How to Care For Home Movies

Packing It Up

If you want to preserve your memories in their original state, there are specific storage requirements for each format -- none of which involves attics or basements. And if you're dealing with a bunch of different formats, you can't just dump them all in one box. Here's what you need to do:

  • 16mm film: Wind film onto cores (as opposed to reels) that are at least 3 inches in diameter, which minimizes curling. Store flat in metal or cardboard archival cans, but don't tape them shut!
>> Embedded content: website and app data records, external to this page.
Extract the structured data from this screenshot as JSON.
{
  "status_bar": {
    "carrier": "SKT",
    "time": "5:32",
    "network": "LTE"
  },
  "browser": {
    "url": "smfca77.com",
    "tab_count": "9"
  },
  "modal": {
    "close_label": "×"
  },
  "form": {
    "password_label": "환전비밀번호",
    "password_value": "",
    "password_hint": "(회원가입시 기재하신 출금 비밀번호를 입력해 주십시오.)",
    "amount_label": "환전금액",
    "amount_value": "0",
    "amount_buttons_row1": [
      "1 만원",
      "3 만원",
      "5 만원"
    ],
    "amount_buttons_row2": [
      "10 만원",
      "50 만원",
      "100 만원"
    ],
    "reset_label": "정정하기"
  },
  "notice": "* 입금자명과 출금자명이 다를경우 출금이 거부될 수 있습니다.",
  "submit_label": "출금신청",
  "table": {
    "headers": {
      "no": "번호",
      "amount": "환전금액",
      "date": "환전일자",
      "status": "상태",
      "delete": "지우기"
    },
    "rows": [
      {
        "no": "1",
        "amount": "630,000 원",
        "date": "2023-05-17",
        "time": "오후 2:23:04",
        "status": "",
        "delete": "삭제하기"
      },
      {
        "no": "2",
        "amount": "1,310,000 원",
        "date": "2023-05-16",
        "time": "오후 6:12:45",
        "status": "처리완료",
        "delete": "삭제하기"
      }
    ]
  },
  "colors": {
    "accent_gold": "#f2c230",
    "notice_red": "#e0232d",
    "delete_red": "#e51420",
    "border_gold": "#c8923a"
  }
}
You do want some circulation.
  • 8mm and Super 8 film: Should be left on plastic reels and put in archival cans.
  • VHS: Store vertically in plastic cases, ideally at 60 degrees Fahrenheit and 40 percent humidity.
  • CDs and DVDs: Store vertically in jewel cases, then put the cases in special plastic or steel storage containers. The ideal conditions are 62 to 70 F with 35 to 50 percent humidity.

If all this seems like a huge hassle -- or you don't think you can maintain the right conditions -- you can always store your movies at a professional archive. Whatever you decide, though, you need backup. On the next page, we'll talk about converting your movies.